Howell said there is a long history of immigrants’ learning the bigoted racial and social hierarchies in the United States, and that could apply for some Arabs.
“It could be that you’re an immigrant; you don’t speak English; you’re new; you don’t have any advantage. ‘But you’re not black,’” she said.
The rise of Islamophobia and anti-Arab sentiment after Sept. 11, 2001 have generated comparisons between the hate that Arabs and blacks face.
After the shooting of Alton Sterling and Filando Castile, Take On Hate organized a meeting between black, Arab and Muslim activists to explore ideas to increase political solidarity across communities.
Jermaine Carey of the Muslim Center Detroit urged sincerity in compassion.
“The hashtag is cool, but every two months it fades away until someone else is murdered,” he said.
Carey said Arab Americans started feeling the heat of bigotry after 9/11, but African Americans have been experiencing racism for the past 500 years.
Professor Howell said political solidarity between the two communities goes back to the 1920’s when early Arab immigrants saw an opportunity in working with African Americans to rid their homelands of colonialism.
That sense of allyship lingered on for some individuals and organizations, according to Howell.
“But how do you take all that important work that people are doing and have it change attitudes of people who don’t have access to that work,” she said.
The Arab American Civil Rights League (ACRL) holds a yearly joint event with the NAACP to honor judges who safeguard civil rights.
Rev. Wendell Anthony, the president of the Detroit branch of the NAAC, also sits on the ACRL board.
ACRL Chairman Nasser Beydoun said building personal and professional rapport between Arab and African American leaders helps dispel misconceptions and prevent tensions from rising.
Beydoun, who was the head of the Arab American Chamber of Commerce, said despite remaining challenges, tensions between Arabs and blacks in Detroit have decreased drastically over the past 15 years.
“A lot of it has to do with educating our community in doing business in the African American community, and how to treat their customers,” he said.
Beydoun said activists have been encouraging business owners to hire people from the neighborhoods where they operate, treat customers with respect and give back to local organizations in the city.
Beydoun said African Americans have always been at the forefront of the civil rights battle, adding that Arabs and Muslims should learn from the black struggle and form partnerships to strengthen their position.

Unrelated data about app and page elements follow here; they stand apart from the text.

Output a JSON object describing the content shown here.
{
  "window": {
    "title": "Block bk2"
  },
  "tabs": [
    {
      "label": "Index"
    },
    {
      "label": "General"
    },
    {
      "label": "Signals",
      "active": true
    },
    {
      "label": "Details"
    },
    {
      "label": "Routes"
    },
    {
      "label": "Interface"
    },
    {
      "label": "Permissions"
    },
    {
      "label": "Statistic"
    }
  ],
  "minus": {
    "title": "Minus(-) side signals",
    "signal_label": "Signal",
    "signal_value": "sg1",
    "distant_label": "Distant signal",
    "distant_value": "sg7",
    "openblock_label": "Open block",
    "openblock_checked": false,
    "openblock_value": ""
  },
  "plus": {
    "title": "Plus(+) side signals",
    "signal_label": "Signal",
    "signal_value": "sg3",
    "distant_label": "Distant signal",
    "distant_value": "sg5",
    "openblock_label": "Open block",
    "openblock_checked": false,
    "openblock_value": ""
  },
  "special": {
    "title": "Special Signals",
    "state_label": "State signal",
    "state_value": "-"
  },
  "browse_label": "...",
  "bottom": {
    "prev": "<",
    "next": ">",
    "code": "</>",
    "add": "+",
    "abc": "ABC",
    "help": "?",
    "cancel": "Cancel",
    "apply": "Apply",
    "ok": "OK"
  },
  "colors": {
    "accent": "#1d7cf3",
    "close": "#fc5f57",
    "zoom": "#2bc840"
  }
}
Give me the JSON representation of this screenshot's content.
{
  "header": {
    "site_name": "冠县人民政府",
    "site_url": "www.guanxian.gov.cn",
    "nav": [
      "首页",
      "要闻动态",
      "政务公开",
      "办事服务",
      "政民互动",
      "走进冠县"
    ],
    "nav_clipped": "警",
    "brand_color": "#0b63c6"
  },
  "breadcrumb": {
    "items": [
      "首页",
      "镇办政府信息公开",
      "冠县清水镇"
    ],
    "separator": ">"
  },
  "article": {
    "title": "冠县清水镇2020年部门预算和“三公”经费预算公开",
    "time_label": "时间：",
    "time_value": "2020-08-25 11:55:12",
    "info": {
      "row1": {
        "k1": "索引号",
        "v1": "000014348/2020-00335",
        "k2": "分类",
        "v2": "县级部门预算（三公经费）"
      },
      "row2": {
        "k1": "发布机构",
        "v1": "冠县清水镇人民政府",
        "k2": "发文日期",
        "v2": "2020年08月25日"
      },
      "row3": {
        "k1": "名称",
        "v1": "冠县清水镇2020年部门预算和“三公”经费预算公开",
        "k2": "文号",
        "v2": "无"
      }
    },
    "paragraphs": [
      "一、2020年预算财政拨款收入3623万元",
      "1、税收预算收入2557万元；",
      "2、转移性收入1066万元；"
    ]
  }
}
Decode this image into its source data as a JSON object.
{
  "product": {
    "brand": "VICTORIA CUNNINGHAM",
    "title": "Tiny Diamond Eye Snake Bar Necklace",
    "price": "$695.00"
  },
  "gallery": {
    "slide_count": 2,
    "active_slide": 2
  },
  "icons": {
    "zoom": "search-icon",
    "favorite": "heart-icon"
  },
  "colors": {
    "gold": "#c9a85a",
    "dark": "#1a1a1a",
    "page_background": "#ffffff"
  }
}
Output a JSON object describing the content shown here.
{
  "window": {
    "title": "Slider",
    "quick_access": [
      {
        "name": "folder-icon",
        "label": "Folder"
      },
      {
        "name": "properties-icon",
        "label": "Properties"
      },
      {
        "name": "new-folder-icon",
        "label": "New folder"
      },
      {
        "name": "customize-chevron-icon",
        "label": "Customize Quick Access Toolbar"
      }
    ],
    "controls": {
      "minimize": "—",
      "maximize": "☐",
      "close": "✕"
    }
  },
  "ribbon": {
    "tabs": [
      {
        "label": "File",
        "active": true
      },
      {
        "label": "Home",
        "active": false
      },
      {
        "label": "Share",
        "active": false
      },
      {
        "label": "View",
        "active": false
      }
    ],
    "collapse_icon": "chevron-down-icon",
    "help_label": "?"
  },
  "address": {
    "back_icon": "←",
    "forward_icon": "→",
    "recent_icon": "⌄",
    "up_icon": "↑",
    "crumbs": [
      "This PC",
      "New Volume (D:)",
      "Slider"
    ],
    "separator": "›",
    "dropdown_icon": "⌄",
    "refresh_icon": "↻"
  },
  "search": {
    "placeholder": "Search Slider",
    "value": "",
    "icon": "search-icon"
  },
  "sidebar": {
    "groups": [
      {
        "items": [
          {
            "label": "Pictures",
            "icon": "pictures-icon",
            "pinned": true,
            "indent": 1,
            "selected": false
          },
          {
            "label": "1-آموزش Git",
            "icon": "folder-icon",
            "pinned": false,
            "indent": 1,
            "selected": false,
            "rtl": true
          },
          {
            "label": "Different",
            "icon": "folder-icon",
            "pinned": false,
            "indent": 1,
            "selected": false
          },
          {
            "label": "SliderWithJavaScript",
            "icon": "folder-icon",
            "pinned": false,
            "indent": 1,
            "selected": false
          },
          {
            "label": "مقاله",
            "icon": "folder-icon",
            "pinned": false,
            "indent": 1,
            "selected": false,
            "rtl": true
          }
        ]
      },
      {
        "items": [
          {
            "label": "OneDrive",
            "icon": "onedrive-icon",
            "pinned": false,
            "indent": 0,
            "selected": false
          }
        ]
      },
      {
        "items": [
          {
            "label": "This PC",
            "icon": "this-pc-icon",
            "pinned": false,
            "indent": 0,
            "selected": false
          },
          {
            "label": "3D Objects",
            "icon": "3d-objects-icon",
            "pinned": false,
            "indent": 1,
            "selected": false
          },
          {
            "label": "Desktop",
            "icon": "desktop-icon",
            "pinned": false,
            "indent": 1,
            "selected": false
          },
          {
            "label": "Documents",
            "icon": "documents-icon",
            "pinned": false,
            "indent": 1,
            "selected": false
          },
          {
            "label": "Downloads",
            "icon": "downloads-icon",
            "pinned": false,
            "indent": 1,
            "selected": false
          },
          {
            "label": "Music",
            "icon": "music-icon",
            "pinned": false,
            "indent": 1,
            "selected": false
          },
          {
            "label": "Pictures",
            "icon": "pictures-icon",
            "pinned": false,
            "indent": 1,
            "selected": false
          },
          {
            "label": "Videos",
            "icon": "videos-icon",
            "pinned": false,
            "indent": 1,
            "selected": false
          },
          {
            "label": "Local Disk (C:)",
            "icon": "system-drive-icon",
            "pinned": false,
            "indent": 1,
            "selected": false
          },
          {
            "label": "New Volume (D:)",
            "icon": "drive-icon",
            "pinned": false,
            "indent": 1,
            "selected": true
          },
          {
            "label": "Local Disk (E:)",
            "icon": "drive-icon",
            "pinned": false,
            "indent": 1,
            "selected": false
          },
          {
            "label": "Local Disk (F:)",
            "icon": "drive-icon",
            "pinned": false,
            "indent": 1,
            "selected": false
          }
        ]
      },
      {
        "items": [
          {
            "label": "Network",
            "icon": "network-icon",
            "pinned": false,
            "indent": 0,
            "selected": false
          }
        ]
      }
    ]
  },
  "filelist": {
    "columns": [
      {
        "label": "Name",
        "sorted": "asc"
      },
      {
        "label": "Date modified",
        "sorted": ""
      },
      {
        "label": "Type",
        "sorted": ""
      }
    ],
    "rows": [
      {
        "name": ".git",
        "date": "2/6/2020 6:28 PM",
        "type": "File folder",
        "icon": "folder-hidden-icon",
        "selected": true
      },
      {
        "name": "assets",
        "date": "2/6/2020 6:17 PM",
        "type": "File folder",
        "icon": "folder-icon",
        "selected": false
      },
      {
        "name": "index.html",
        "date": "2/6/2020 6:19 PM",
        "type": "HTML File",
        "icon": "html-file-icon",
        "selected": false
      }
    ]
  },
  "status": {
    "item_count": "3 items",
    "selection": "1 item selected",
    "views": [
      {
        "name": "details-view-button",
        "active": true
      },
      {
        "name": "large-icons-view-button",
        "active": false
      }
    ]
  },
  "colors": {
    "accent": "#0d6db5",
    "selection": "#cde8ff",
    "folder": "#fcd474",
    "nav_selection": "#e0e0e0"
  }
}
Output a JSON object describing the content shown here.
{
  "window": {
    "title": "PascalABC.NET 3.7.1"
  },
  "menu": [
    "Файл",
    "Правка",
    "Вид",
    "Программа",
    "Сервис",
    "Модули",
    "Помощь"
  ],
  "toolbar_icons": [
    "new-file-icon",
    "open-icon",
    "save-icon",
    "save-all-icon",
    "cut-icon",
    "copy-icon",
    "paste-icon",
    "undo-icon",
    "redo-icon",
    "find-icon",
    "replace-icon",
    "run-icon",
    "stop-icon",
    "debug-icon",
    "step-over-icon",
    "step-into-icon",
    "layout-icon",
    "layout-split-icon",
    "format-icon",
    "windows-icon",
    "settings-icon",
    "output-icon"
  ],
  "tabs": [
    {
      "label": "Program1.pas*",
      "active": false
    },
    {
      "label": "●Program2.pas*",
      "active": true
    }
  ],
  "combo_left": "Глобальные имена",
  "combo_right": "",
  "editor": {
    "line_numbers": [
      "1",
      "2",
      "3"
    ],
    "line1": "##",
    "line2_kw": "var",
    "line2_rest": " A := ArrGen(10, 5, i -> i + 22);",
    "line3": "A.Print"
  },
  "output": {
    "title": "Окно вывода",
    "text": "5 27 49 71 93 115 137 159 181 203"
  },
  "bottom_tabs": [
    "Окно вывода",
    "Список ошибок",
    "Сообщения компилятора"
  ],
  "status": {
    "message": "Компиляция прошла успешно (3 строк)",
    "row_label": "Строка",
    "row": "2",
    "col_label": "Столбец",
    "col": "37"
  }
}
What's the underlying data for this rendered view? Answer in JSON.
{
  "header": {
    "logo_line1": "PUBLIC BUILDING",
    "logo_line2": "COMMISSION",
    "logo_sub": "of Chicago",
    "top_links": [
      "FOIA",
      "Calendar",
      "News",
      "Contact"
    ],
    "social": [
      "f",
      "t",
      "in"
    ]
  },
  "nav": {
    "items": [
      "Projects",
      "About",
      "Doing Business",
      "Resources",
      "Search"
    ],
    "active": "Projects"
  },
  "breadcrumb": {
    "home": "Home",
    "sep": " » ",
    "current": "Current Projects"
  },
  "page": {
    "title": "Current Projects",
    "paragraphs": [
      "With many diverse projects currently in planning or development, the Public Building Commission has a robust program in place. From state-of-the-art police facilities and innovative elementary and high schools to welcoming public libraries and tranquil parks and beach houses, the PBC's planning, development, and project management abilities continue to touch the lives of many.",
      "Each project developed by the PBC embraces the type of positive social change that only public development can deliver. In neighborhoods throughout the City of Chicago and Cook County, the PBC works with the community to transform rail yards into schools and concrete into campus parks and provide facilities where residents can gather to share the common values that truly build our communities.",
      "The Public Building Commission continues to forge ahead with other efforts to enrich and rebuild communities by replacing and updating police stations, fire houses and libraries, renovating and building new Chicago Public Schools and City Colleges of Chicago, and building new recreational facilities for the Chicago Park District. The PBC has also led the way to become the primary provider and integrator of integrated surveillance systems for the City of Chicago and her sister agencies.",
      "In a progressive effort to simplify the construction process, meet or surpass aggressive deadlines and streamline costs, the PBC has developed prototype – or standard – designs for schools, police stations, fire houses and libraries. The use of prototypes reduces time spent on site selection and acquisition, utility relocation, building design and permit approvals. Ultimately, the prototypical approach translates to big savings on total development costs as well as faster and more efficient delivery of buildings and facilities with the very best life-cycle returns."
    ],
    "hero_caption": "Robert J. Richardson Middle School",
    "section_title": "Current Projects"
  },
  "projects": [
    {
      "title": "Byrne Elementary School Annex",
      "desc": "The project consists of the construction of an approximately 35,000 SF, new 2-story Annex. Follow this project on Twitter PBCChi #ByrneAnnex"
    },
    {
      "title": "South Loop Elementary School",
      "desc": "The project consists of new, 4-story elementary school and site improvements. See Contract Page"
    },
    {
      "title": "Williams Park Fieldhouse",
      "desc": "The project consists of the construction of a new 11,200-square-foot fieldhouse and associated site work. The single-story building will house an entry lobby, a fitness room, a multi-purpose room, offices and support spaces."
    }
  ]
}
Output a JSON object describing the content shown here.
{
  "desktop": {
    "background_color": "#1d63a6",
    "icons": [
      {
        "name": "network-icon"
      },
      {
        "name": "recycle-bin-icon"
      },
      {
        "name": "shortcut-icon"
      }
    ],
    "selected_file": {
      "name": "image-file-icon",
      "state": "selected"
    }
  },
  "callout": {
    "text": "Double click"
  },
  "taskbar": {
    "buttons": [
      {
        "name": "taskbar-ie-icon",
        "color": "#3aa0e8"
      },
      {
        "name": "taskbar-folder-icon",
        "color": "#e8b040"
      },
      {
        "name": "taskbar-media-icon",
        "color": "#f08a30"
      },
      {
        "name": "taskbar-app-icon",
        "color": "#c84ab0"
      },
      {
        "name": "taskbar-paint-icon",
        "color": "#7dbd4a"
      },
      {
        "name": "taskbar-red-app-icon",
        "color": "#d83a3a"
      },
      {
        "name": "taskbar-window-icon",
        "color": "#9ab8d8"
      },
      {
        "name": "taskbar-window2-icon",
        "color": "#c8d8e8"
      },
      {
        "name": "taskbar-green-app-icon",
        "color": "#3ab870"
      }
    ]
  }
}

“What we see happening to us today has happened to the African American community — and it continues to happen to the African American community,” he said. “We don’t have the numbers to fight this battle on our own, so we have to form bonds with all communities of color.”